## Assignment
The listing below is to be copied in full, line by line.

=====

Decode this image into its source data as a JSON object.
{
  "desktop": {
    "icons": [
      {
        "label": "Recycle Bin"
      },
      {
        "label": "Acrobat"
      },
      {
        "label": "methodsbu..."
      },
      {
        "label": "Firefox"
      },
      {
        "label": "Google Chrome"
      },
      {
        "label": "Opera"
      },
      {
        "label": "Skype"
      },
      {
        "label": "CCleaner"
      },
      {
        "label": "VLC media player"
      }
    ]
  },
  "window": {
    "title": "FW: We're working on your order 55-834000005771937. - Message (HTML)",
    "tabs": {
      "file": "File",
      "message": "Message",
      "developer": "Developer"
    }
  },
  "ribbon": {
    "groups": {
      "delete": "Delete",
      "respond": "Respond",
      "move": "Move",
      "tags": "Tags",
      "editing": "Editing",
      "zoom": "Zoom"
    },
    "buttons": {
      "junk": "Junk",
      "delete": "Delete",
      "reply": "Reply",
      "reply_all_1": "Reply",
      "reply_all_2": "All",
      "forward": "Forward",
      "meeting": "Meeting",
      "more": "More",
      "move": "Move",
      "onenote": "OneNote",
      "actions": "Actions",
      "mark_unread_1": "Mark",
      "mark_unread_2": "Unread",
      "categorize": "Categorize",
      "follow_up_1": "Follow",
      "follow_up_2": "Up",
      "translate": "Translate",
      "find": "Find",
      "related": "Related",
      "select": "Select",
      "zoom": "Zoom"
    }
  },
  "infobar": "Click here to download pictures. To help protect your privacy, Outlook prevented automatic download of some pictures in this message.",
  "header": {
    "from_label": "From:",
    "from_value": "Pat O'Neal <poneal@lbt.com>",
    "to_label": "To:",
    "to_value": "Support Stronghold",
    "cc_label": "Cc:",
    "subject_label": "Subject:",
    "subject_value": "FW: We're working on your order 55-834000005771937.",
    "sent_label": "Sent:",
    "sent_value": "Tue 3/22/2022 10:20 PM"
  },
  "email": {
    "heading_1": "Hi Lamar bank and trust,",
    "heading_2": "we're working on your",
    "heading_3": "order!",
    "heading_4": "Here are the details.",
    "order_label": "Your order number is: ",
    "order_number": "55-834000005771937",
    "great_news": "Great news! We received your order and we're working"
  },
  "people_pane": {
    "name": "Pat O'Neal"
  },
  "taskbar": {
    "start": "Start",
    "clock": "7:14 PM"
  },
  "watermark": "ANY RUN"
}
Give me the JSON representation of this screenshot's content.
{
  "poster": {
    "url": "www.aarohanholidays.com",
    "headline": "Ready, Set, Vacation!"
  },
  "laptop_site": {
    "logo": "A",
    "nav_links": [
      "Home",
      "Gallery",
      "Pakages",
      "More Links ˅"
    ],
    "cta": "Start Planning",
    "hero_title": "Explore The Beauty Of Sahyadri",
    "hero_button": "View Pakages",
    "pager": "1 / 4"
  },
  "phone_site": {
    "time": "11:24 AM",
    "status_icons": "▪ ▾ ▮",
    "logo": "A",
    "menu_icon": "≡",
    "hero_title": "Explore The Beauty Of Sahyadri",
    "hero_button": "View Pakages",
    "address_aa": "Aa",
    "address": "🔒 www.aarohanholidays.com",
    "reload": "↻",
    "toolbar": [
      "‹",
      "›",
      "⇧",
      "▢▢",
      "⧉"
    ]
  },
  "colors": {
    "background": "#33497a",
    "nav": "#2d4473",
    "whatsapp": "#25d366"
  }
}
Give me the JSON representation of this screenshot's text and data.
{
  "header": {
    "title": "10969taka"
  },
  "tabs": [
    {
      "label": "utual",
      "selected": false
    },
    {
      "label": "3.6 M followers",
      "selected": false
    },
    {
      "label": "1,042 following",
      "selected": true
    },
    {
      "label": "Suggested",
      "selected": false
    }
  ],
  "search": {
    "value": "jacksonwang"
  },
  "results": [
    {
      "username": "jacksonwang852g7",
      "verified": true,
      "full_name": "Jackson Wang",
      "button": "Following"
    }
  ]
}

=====

## Solution to this task
Decode this image into its source data as a JSON object.
{
  "desktop": {
    "icons": [
      {
        "label": "Recycle Bin"
      },
      {
        "label": "Acrobat"
      },
      {
        "label": "methodsbu..."
      },
      {
        "label": "Firefox"
      },
      {
        "label": "Google Chrome"
      },
      {
        "label": "Opera"
      },
      {
        "label": "Skype"
      },
      {
        "label": "CCleaner"
      },
      {
        "label": "VLC media player"
      }
    ]
  },
  "window": {
    "title": "FW: We're working on your order 55-834000005771937. - Message (HTML)",
    "tabs": {
      "file": "File",
      "message": "Message",
      "developer": "Developer"
    }
  },
  "ribbon": {
    "groups": {
      "delete": "Delete",
      "respond": "Respond",
      "move": "Move",
      "tags": "Tags",
      "editing": "Editing",
      "zoom": "Zoom"
    },
    "buttons": {
      "junk": "Junk",
      "delete": "Delete",
      "reply": "Reply",
      "reply_all_1": "Reply",
      "reply_all_2": "All",
      "forward": "Forward",
      "meeting": "Meeting",
      "more": "More",
      "move": "Move",
      "onenote": "OneNote",
      "actions": "Actions",
      "mark_unread_1": "Mark",
      "mark_unread_2": "Unread",
      "categorize": "Categorize",
      "follow_up_1": "Follow",
      "follow_up_2": "Up",
      "translate": "Translate",
      "find": "Find",
      "related": "Related",
      "select": "Select",
      "zoom": "Zoom"
    }
  },
  "infobar": "Click here to download pictures. To help protect your privacy, Outlook prevented automatic download of some pictures in this message.",
  "header": {
    "from_label": "From:",
    "from_value": "Pat O'Neal <poneal@lbt.com>",
    "to_label": "To:",
    "to_value": "Support Stronghold",
    "cc_label": "Cc:",
    "subject_label": "Subject:",
    "subject_value": "FW: We're working on your order 55-834000005771937.",
    "sent_label": "Sent:",
    "sent_value": "Tue 3/22/2022 10:20 PM"
  },
  "email": {
    "heading_1": "Hi Lamar bank and trust,",
    "heading_2": "we're working on your",
    "heading_3": "order!",
    "heading_4": "Here are the details.",
    "order_label": "Your order number is: ",
    "order_number": "55-834000005771937",
    "great_news": "Great news! We received your order and we're working"
  },
  "people_pane": {
    "name": "Pat O'Neal"
  },
  "taskbar": {
    "start": "Start",
    "clock": "7:14 PM"
  },
  "watermark": "ANY RUN"
}
Give me the JSON representation of this screenshot's content.
{
  "poster": {
    "url": "www.aarohanholidays.com",
    "headline": "Ready, Set, Vacation!"
  },
  "laptop_site": {
    "logo": "A",
    "nav_links": [
      "Home",
      "Gallery",
      "Pakages",
      "More Links ˅"
    ],
    "cta": "Start Planning",
    "hero_title": "Explore The Beauty Of Sahyadri",
    "hero_button": "View Pakages",
    "pager": "1 / 4"
  },
  "phone_site": {
    "time": "11:24 AM",
    "status_icons": "▪ ▾ ▮",
    "logo": "A",
    "menu_icon": "≡",
    "hero_title": "Explore The Beauty Of Sahyadri",
    "hero_button": "View Pakages",
    "address_aa": "Aa",
    "address": "🔒 www.aarohanholidays.com",
    "reload": "↻",
    "toolbar": [
      "‹",
      "›",
      "⇧",
      "▢▢",
      "⧉"
    ]
  },
  "colors": {
    "background": "#33497a",
    "nav": "#2d4473",
    "whatsapp": "#25d366"
  }
}
Give me the JSON representation of this screenshot's text and data.
{
  "header": {
    "title": "10969taka"
  },
  "tabs": [
    {
      "label": "utual",
      "selected": false
    },
    {
      "label": "3.6 M followers",
      "selected": false
    },
    {
      "label": "1,042 following",
      "selected": true
    },
    {
      "label": "Suggested",
      "selected": false
    }
  ],
  "search": {
    "value": "jacksonwang"
  },
  "results": [
    {
      "username": "jacksonwang852g7",
      "verified": true,
      "full_name": "Jackson Wang",
      "button": "Following"
    }
  ]
}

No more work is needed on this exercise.